• Franz Rogowski photo © Phuong Tran Minh


© Phuong Tran Minh

There are many memorable scenes in Michael Haneke’s latest film HAPPY END, but one lodges in the mind in particular. A young man is seen standing on the small stage of a poorly-lit karaoke bar, silent and oblivious, dancing himself into an ecstatic state. We don’t forget this surprising moment, even long after the film is over, not because we would never have expected to hear Sia’s thumping world hit “Chandelier” – of all music – in a Haneke film. Instead, it is primarily because of Franz Rogowski, whose physical presence is such that one cannot take one’s eyes off him here, even for a brief moment.

It is conceivable that Haneke cast the young German actor, born in Freiburg in 1986, as the son of Isabelle Huppert in HAPPY END – although Rogowski speaks no French – because of this very scene. He was the only one to work in German, meaning that his scenes had to be dubbed at a later date. Long before he established himself as one of Germany’s most exciting young actors, Rogowski had worked as a dancer and choreographer: among other things, he studied anthroposophic drama pedagogics in Stuttgart, physical theater in the Tessin, and contemporary dance, and he had appeared on stage at the Salzburg Festival, as well as the Berlin theater Hebbel am Ufer, in Zagreb, and in Brussels.


“IT was precisely because I wanted to get away from dancing that I decided in favor of the theater and acting,” Rogowski reveals in our interview. “I’m not at all interested in rediscovering dance in my acting.” But naturally, there was no question of declining the part in HAPPY END for that reason: “It is rather special, of course, when Haneke calls you up, simply because I have always found his films fascinating. But then again, he had also written a very strong screenplay. Those two aspects in conjunction certainly caused some delight on my part.”

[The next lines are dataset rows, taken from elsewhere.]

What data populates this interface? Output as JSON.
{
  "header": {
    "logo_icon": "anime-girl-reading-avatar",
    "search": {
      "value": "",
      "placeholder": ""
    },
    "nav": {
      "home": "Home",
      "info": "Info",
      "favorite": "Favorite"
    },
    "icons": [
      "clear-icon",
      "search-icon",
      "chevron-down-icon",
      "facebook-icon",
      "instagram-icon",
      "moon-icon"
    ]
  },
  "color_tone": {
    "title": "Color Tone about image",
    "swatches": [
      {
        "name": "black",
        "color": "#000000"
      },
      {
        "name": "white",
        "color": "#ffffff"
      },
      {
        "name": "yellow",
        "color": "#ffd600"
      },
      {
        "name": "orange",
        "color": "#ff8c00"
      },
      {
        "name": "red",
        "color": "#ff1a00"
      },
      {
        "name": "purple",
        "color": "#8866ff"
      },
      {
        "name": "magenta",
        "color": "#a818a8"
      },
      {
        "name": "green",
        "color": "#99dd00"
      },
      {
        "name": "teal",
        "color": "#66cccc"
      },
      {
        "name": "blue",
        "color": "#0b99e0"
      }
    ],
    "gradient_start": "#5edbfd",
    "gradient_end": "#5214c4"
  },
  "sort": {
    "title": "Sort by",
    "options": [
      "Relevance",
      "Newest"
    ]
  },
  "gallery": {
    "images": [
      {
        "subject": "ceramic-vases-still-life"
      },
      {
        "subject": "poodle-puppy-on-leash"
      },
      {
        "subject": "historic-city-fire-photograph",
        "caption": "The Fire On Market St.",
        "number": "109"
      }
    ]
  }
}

The use of “Chandelier” in the karaoke bar was Rogowski’s own suggestion originally, and it was he who developed a first dance concept for the scene together with choreographer Jefta van Dinther. “But then Haneke worked as a choreographer as well, rearranging our material in his own way,” the actor reports on their cooperation. “He is really quite a perfectionist, for whom there is only a single correct form, which you need to search for. That also means he repeats a scene relentlessly until everything is just as he imagined it in his mind.”


The fact that he plays a rather taciturn guy in HAPPY END probably pleased Rogowski particularly, as he doesn’t much enjoy struggling his way through massive amounts of text – as he did not so long ago at the Kammerspiele Munich (where he has been an established member of the ensemble since the 2015/2016 season), in the play Wut by Elfriede Jelinek: “In the preparation phase I approach the part first by grasping it through my body, sort of like the relationship to one’s mother in the prenatal stage. When acting, for me specific ways of looking or handling a space and the objects in it are more concrete, somehow juicier.”

It was already more than obvious that this intuitive physical presence is something unusual and urgently needed in German cinema – which is generally dominated by actors trained at classical drama schools – in LOVE STEAKS, made back in 2013. That was when Jakob Lass, who is known for his improvisational style, discovered Rogowski for the big screen; the film won the Max Ophüls Prize, as well as an award at the International Film Festival Rotterdam and several at Filmfest Munich, including one for Rogowski personally. He made another appearance to worldwide acclaim in Sebastian Schipper’s exceptional film VICTORIA, shot in a single take, and he has appeared in front of the camera again for Lass recently, in the Berlinale entry TIGER GIRL.

Rogowski has often heard it said in recent years that he is bringing a breath of fresh air into current German film, as his ironic response indicates: “Fresh air is always a good thing. That’s why I air my apartment every day and also use the vacuum cleaner once a week.” Overall, he appears quite modest, emphasizing how acting is only his profession “at the moment”. After all, he doesn’t know himself how long he can, or wishes to, continue along this particular path.

Nevertheless, it is easy to see how delighted he is that since the world premiere of HAPPY END at the latest, there has been a tangible difference in attention paid to his work, and his career has now “somehow gained a different dimension”, according to Rogowski. Recently, he faced the cameras alongside TONI ERDMANN star Sandra Hüller for IN THE AISLES, and he has been working with Christian Petzold in Marseille on an adaptation of Anna Segher's TRANSIT. Maybe the actor, who has chosen to live in Munich, doesn’t believe that filmmakers abroad “necessarily need” him and his German colleagues. But that doesn’t stop him wanting to get involved in more international productions beyond the one with Michael Haneke. And Franz Rogowski would definitely be eager to return to Cannes – any time.

Patrick Heidmann